• [INFORMATION]
- Opening Delimiter -
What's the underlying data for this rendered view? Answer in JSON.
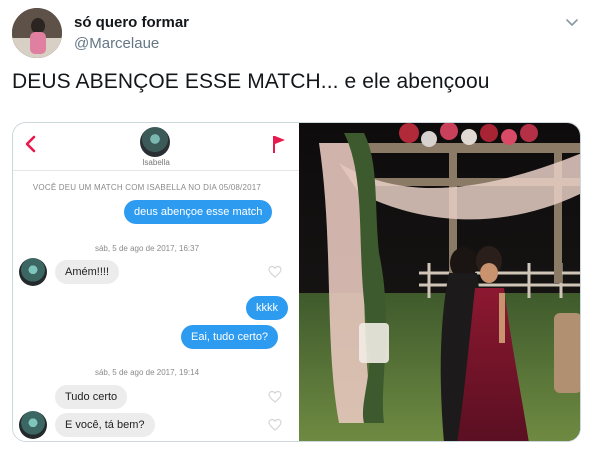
{
  "tweet": {
    "display_name": "só quero formar",
    "handle": "@Marcelaue",
    "text": "DEUS ABENÇOE ESSE MATCH... e ele abençoou"
  },
  "chat": {
    "match_name": "Isabella",
    "match_note": "VOCÊ DEU UM MATCH COM ISABELLA NO DIA 05/08/2017",
    "accent_color": "#e8194e",
    "bubble_color": "#2d9bf0",
    "messages": [
      {
        "text": "deus abençoe esse match"
      },
      {
        "date": "sáb, 5 de ago de 2017, 16:37"
      },
      {
        "text": "Amém!!!!"
      },
      {
        "text": "kkkk"
      },
      {
        "text": "Eai, tudo certo?"
      },
      {
        "date": "sáb, 5 de ago de 2017, 19:14"
      },
      {
        "text": "Tudo certo"
      },
      {
        "text": "E você, tá bem?"
      }
    ]
  }
}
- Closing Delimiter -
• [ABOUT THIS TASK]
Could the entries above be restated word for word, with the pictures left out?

• [EXPECTED OUTPUT]
What's the underlying data for this rendered view? Answer in JSON.
{
  "tweet": {
    "display_name": "só quero formar",
    "handle": "@Marcelaue",
    "text": "DEUS ABENÇOE ESSE MATCH... e ele abençoou"
  },
  "chat": {
    "match_name": "Isabella",
    "match_note": "VOCÊ DEU UM MATCH COM ISABELLA NO DIA 05/08/2017",
    "accent_color": "#e8194e",
    "bubble_color": "#2d9bf0",
    "messages": [
      {
        "text": "deus abençoe esse match"
      },
      {
        "date": "sáb, 5 de ago de 2017, 16:37"
      },
      {
        "text": "Amém!!!!"
      },
      {
        "text": "kkkk"
      },
      {
        "text": "Eai, tudo certo?"
      },
      {
        "date": "sáb, 5 de ago de 2017, 19:14"
      },
      {
        "text": "Tudo certo"
      },
      {
        "text": "E você, tá bem?"
      }
    ]
  }
}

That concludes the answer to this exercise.